WHAT TO PRODUCE =
The answer is to be the data below, written out in full and exactly.

SOURCE INFORMATION =
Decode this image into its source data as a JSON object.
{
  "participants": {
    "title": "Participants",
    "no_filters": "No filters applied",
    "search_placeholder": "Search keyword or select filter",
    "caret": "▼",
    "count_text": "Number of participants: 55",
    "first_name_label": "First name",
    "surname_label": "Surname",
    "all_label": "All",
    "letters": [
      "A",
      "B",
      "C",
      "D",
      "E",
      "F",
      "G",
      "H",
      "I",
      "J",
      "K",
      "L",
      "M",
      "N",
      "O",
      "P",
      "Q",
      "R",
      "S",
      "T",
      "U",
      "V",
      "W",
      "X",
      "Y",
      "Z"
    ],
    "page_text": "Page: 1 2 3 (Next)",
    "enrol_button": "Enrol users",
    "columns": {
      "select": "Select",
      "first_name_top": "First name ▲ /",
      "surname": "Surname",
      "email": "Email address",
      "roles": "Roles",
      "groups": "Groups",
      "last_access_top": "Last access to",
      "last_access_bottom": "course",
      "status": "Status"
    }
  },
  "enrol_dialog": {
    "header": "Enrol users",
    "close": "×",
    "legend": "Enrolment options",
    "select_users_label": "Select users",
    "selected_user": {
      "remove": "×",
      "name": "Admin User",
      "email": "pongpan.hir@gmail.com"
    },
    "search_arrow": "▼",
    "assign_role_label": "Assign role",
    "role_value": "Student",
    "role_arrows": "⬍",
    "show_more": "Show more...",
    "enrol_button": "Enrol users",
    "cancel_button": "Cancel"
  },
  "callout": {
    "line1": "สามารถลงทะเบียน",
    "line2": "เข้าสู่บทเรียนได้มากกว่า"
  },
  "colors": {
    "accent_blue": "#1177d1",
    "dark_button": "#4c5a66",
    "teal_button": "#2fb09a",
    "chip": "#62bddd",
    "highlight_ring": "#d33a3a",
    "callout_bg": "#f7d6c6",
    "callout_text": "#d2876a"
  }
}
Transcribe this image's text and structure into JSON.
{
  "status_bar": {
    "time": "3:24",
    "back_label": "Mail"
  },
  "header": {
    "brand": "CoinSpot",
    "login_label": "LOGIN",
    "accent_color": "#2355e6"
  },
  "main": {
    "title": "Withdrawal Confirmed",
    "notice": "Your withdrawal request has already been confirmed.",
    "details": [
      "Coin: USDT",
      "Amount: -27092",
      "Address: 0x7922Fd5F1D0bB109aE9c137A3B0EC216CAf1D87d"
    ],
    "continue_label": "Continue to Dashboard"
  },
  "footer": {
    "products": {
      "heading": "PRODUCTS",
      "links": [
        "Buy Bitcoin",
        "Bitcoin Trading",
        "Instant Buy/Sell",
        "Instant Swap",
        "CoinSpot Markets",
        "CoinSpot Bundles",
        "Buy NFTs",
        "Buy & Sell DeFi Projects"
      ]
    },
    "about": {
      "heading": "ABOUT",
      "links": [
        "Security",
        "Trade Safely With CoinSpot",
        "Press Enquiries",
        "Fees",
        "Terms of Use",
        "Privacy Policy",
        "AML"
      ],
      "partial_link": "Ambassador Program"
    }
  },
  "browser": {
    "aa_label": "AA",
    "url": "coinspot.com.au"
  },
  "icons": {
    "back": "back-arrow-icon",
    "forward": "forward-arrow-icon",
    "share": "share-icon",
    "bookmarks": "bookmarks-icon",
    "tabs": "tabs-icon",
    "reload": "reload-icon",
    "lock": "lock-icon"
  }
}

YOUR RESPONSE =
Decode this image into its source data as a JSON object.
{
  "participants": {
    "title": "Participants",
    "no_filters": "No filters applied",
    "search_placeholder": "Search keyword or select filter",
    "caret": "▼",
    "count_text": "Number of participants: 55",
    "first_name_label": "First name",
    "surname_label": "Surname",
    "all_label": "All",
    "letters": [
      "A",
      "B",
      "C",
      "D",
      "E",
      "F",
      "G",
      "H",
      "I",
      "J",
      "K",
      "L",
      "M",
      "N",
      "O",
      "P",
      "Q",
      "R",
      "S",
      "T",
      "U",
      "V",
      "W",
      "X",
      "Y",
      "Z"
    ],
    "page_text": "Page: 1 2 3 (Next)",
    "enrol_button": "Enrol users",
    "columns": {
      "select": "Select",
      "first_name_top": "First name ▲ /",
      "surname": "Surname",
      "email": "Email address",
      "roles": "Roles",
      "groups": "Groups",
      "last_access_top": "Last access to",
      "last_access_bottom": "course",
      "status": "Status"
    }
  },
  "enrol_dialog": {
    "header": "Enrol users",
    "close": "×",
    "legend": "Enrolment options",
    "select_users_label": "Select users",
    "selected_user": {
      "remove": "×",
      "name": "Admin User",
      "email": "pongpan.hir@gmail.com"
    },
    "search_arrow": "▼",
    "assign_role_label": "Assign role",
    "role_value": "Student",
    "role_arrows": "⬍",
    "show_more": "Show more...",
    "enrol_button": "Enrol users",
    "cancel_button": "Cancel"
  },
  "callout": {
    "line1": "สามารถลงทะเบียน",
    "line2": "เข้าสู่บทเรียนได้มากกว่า"
  },
  "colors": {
    "accent_blue": "#1177d1",
    "dark_button": "#4c5a66",
    "teal_button": "#2fb09a",
    "chip": "#62bddd",
    "highlight_ring": "#d33a3a",
    "callout_bg": "#f7d6c6",
    "callout_text": "#d2876a"
  }
}
Transcribe this image's text and structure into JSON.
{
  "status_bar": {
    "time": "3:24",
    "back_label": "Mail"
  },
  "header": {
    "brand": "CoinSpot",
    "login_label": "LOGIN",
    "accent_color": "#2355e6"
  },
  "main": {
    "title": "Withdrawal Confirmed",
    "notice": "Your withdrawal request has already been confirmed.",
    "details": [
      "Coin: USDT",
      "Amount: -27092",
      "Address: 0x7922Fd5F1D0bB109aE9c137A3B0EC216CAf1D87d"
    ],
    "continue_label": "Continue to Dashboard"
  },
  "footer": {
    "products": {
      "heading": "PRODUCTS",
      "links": [
        "Buy Bitcoin",
        "Bitcoin Trading",
        "Instant Buy/Sell",
        "Instant Swap",
        "CoinSpot Markets",
        "CoinSpot Bundles",
        "Buy NFTs",
        "Buy & Sell DeFi Projects"
      ]
    },
    "about": {
      "heading": "ABOUT",
      "links": [
        "Security",
        "Trade Safely With CoinSpot",
        "Press Enquiries",
        "Fees",
        "Terms of Use",
        "Privacy Policy",
        "AML"
      ],
      "partial_link": "Ambassador Program"
    }
  },
  "browser": {
    "aa_label": "AA",
    "url": "coinspot.com.au"
  },
  "icons": {
    "back": "back-arrow-icon",
    "forward": "forward-arrow-icon",
    "share": "share-icon",
    "bookmarks": "bookmarks-icon",
    "tabs": "tabs-icon",
    "reload": "reload-icon",
    "lock": "lock-icon"
  }
}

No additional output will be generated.